Péladeau's lifestyle has been examined as thoroughly as his verbal blunders: the Laurentians spread he flies in and out of each day via helicopter; the M-16 rifle he keeps under his zebra-skinned bed; the various amorous liaisons and the offspring they have produced. He talks about his guilt after the death of his first wife, Raymonde, who died in a Swiss clinic in 1976 after a long battle with valium and booze. (That marriage produced two daughters and two sons. Both sons, Erik and Pierre Karl, are key Quebecor executives today.

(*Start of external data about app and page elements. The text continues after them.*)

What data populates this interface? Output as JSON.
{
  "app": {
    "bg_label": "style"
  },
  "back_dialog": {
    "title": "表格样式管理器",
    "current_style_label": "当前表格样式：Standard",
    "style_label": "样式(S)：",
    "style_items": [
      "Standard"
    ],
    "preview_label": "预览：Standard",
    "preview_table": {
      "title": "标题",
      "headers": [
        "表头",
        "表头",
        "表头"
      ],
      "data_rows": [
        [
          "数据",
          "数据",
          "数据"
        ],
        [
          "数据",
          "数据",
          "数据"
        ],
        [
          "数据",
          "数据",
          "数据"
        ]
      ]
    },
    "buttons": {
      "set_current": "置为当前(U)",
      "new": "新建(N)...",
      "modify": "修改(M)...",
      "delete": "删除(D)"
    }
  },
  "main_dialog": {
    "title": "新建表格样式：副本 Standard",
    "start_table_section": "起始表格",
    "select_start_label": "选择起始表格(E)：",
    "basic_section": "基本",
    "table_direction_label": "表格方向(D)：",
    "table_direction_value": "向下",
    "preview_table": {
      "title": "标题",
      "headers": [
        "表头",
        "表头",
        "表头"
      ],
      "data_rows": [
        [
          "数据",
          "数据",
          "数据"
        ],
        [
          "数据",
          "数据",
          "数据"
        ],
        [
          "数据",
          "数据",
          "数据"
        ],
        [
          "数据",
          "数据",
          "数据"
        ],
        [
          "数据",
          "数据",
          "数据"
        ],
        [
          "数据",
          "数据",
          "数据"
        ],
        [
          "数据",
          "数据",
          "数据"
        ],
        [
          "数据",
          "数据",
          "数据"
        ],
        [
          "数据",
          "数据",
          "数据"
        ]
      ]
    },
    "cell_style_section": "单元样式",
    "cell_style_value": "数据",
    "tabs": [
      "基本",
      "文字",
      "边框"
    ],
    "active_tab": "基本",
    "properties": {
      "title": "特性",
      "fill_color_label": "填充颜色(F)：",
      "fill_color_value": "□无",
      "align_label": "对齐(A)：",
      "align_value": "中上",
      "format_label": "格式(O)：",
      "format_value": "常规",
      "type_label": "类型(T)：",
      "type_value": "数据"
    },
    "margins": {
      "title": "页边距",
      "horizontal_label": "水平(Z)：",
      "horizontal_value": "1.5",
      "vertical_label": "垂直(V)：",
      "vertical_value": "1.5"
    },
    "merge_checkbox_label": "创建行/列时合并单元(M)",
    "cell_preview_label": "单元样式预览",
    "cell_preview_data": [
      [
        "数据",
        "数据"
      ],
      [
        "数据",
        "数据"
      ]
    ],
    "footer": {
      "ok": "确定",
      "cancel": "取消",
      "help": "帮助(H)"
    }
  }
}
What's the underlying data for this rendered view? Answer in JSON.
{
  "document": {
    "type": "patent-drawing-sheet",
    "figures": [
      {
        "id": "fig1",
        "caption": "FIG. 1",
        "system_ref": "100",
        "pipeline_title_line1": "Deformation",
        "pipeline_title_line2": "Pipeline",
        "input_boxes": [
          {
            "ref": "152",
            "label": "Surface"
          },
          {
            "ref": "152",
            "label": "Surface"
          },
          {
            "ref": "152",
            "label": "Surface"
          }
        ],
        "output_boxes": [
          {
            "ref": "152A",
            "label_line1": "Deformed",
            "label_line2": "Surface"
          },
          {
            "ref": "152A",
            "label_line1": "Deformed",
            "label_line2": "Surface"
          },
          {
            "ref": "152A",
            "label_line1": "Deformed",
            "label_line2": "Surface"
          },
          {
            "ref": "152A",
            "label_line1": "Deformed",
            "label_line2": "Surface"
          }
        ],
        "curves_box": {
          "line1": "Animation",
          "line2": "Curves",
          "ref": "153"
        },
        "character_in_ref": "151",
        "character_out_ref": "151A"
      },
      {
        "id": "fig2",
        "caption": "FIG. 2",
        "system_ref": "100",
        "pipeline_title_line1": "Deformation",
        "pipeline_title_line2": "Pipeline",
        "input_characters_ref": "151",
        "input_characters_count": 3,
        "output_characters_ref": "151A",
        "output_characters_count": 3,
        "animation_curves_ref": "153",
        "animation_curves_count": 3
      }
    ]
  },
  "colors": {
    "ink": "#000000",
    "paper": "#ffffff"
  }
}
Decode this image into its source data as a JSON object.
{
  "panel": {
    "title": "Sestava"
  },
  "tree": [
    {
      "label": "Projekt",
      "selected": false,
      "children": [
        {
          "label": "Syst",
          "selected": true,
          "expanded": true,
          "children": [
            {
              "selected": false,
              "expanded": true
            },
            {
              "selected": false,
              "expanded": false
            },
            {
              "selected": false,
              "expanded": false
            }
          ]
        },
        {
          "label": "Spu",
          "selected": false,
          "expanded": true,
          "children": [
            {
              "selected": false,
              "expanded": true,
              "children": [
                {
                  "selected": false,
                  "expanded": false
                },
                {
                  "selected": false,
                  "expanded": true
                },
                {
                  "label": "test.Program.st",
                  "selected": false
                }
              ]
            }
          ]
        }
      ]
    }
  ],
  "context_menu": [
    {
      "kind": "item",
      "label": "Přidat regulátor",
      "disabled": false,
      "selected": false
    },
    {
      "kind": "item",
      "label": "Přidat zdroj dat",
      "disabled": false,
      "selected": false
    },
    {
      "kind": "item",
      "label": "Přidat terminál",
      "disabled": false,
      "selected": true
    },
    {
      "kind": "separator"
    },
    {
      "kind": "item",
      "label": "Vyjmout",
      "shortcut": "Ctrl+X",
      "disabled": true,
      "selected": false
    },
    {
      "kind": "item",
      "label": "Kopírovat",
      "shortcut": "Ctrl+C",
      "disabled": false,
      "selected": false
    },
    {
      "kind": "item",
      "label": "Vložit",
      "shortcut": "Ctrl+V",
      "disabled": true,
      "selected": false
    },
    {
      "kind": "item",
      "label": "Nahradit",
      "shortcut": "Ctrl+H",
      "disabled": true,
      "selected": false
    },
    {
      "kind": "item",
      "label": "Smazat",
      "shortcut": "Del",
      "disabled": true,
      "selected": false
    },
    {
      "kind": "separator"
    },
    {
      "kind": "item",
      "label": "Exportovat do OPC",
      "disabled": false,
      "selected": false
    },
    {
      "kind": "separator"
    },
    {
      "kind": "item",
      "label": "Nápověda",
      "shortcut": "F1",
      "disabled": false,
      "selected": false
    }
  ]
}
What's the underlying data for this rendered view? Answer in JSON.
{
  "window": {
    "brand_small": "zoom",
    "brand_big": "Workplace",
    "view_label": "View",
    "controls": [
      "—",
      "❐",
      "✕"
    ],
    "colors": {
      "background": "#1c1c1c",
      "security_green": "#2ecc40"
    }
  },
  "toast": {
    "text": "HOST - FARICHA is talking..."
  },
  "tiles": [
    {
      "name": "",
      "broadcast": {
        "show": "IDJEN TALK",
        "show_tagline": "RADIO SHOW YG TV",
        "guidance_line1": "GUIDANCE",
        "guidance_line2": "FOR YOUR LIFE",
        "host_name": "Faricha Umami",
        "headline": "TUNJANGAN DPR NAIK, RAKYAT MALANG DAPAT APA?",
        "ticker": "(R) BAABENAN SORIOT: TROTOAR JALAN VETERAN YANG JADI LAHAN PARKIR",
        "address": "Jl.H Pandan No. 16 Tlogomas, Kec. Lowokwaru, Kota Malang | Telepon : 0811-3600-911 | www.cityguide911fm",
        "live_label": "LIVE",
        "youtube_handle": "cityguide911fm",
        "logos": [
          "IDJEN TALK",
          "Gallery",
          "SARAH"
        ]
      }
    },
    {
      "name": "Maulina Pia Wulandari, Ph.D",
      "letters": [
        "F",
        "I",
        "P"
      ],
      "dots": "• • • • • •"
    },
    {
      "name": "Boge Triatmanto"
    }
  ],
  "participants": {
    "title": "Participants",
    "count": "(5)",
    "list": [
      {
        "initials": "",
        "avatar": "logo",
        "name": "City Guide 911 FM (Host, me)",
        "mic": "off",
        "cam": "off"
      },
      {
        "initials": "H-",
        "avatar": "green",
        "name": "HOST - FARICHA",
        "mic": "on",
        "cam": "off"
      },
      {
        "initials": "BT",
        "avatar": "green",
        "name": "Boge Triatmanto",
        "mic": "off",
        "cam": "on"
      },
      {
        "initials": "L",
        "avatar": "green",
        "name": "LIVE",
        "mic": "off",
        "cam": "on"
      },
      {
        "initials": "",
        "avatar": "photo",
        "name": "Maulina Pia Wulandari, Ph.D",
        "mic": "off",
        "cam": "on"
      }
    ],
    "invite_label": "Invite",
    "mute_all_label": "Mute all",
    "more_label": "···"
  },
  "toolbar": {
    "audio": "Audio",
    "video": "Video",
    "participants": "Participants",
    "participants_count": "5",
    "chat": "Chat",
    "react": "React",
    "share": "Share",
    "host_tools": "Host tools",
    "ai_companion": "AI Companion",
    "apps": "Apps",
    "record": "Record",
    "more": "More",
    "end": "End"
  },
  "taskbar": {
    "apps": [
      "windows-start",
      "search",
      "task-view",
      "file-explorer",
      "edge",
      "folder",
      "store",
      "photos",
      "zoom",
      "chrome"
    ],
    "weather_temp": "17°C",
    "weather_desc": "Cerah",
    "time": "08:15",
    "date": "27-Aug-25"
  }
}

Erik runs Quebecor Multimedia from Montreal; Pierre Karl, who, like his father, studied law and philosophy, runs Quebecor Printing's European operations from Paris.)
The eccentric life of Pierre Péladeau has often overshadowed his business accomplishments. Last year, Donohue bought pulp and paper maker Quno Corp. for $1.1 billion. Péladeau says he will "go again," that is, make another acquisition, in pulp and paper. Quebecor Printing's revenues surpassed $3 billion, with contracts to print People magazine, TV Guide, Maclean's, Canadian Tire catalogues and on and on. It was a wily Péladeau, who, before British publisher Robert Maxwell's tumble from a yacht deck, scooped up printing plant assets from Maxwell for a song.
Péladeau has a reputation for getting assets "at my price, the way I want them." He will not, of course, reveal what his final price is for TorSun. "There's no way I'll go crazy to buy a paper," he says. This week, Rogers and its financial advisers, Rothschild Canada Ltd., will review the bids. Ted Rogers is not bound to lock his shares into any of the bids, nor, for that matter, to even enter into negotiations with any of the bidders. By week's end, there was some street speculation that, disenchanted with any offers, Rogers could instead choose to bust up the Sun group and sell it piecemeal. That presumes that the bids are of the lowball variety, and that Rogers himself is not in any hurry to sell. Neither assumption may be accurate. When Paul Godfrey notified his staff on Friday that the management bid had been made, he acknowledged that for Sun and Post-ites there will be "sleepless nights ahead" as all await Rogers's next move. This does not apply to Péladeau, who, having made his bid, turned quietly to other matters, donating $1 million to the flood victims of the Saguenay, then retreating to his Laurentians home.
Maclean's August 5, 1996